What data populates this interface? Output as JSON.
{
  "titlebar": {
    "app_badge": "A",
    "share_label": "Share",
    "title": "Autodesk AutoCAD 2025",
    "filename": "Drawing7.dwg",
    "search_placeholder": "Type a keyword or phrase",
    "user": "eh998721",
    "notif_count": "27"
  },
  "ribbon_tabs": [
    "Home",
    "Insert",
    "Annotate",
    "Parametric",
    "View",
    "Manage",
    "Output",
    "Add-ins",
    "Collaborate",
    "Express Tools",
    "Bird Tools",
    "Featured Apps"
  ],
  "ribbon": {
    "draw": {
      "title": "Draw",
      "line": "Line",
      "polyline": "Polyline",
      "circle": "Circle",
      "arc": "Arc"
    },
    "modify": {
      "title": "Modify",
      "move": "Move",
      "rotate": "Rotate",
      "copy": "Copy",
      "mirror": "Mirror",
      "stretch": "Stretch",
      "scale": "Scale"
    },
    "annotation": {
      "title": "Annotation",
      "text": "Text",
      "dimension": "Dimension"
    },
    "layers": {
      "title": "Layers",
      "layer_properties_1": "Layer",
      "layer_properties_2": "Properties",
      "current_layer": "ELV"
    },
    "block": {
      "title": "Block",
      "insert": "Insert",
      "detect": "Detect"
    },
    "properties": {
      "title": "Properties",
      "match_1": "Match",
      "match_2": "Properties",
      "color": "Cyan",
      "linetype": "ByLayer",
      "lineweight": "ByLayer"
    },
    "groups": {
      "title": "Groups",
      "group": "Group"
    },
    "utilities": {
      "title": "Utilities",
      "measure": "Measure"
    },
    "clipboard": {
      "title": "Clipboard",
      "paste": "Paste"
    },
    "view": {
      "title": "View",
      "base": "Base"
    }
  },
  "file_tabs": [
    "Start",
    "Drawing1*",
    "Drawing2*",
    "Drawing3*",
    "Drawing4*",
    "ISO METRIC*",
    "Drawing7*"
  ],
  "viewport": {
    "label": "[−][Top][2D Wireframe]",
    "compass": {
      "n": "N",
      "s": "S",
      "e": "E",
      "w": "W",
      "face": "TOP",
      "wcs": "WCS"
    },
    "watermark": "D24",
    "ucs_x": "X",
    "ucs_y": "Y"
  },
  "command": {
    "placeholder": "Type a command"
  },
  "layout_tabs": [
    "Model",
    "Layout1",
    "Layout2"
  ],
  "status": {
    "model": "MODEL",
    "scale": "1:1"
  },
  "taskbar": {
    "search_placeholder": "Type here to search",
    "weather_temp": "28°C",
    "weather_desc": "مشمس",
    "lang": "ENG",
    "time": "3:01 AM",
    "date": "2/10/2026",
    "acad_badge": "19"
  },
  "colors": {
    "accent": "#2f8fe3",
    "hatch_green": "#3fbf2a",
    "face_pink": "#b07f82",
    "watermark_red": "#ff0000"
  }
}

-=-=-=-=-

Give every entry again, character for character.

> Your response:
What data populates this interface? Output as JSON.
{
  "titlebar": {
    "app_badge": "A",
    "share_label": "Share",
    "title": "Autodesk AutoCAD 2025",
    "filename": "Drawing7.dwg",
    "search_placeholder": "Type a keyword or phrase",
    "user": "eh998721",
    "notif_count": "27"
  },
  "ribbon_tabs": [
    "Home",
    "Insert",
    "Annotate",
    "Parametric",
    "View",
    "Manage",
    "Output",
    "Add-ins",
    "Collaborate",
    "Express Tools",
    "Bird Tools",
    "Featured Apps"
  ],
  "ribbon": {
    "draw": {
      "title": "Draw",
      "line": "Line",
      "polyline": "Polyline",
      "circle": "Circle",
      "arc": "Arc"
    },
    "modify": {
      "title": "Modify",
      "move": "Move",
      "rotate": "Rotate",
      "copy": "Copy",
      "mirror": "Mirror",
      "stretch": "Stretch",
      "scale": "Scale"
    },
    "annotation": {
      "title": "Annotation",
      "text": "Text",
      "dimension": "Dimension"
    },
    "layers": {
      "title": "Layers",
      "layer_properties_1": "Layer",
      "layer_properties_2": "Properties",
      "current_layer": "ELV"
    },
    "block": {
      "title": "Block",
      "insert": "Insert",
      "detect": "Detect"
    },
    "properties": {
      "title": "Properties",
      "match_1": "Match",
      "match_2": "Properties",
      "color": "Cyan",
      "linetype": "ByLayer",
      "lineweight": "ByLayer"
    },
    "groups": {
      "title": "Groups",
      "group": "Group"
    },
    "utilities": {
      "title": "Utilities",
      "measure": "Measure"
    },
    "clipboard": {
      "title": "Clipboard",
      "paste": "Paste"
    },
    "view": {
      "title": "View",
      "base": "Base"
    }
  },
  "file_tabs": [
    "Start",
    "Drawing1*",
    "Drawing2*",
    "Drawing3*",
    "Drawing4*",
    "ISO METRIC*",
    "Drawing7*"
  ],
  "viewport": {
    "label": "[−][Top][2D Wireframe]",
    "compass": {
      "n": "N",
      "s": "S",
      "e": "E",
      "w": "W",
      "face": "TOP",
      "wcs": "WCS"
    },
    "watermark": "D24",
    "ucs_x": "X",
    "ucs_y": "Y"
  },
  "command": {
    "placeholder": "Type a command"
  },
  "layout_tabs": [
    "Model",
    "Layout1",
    "Layout2"
  ],
  "status": {
    "model": "MODEL",
    "scale": "1:1"
  },
  "taskbar": {
    "search_placeholder": "Type here to search",
    "weather_temp": "28°C",
    "weather_desc": "مشمس",
    "lang": "ENG",
    "time": "3:01 AM",
    "date": "2/10/2026",
    "acad_badge": "19"
  },
  "colors": {
    "accent": "#2f8fe3",
    "hatch_green": "#3fbf2a",
    "face_pink": "#b07f82",
    "watermark_red": "#ff0000"
  }
}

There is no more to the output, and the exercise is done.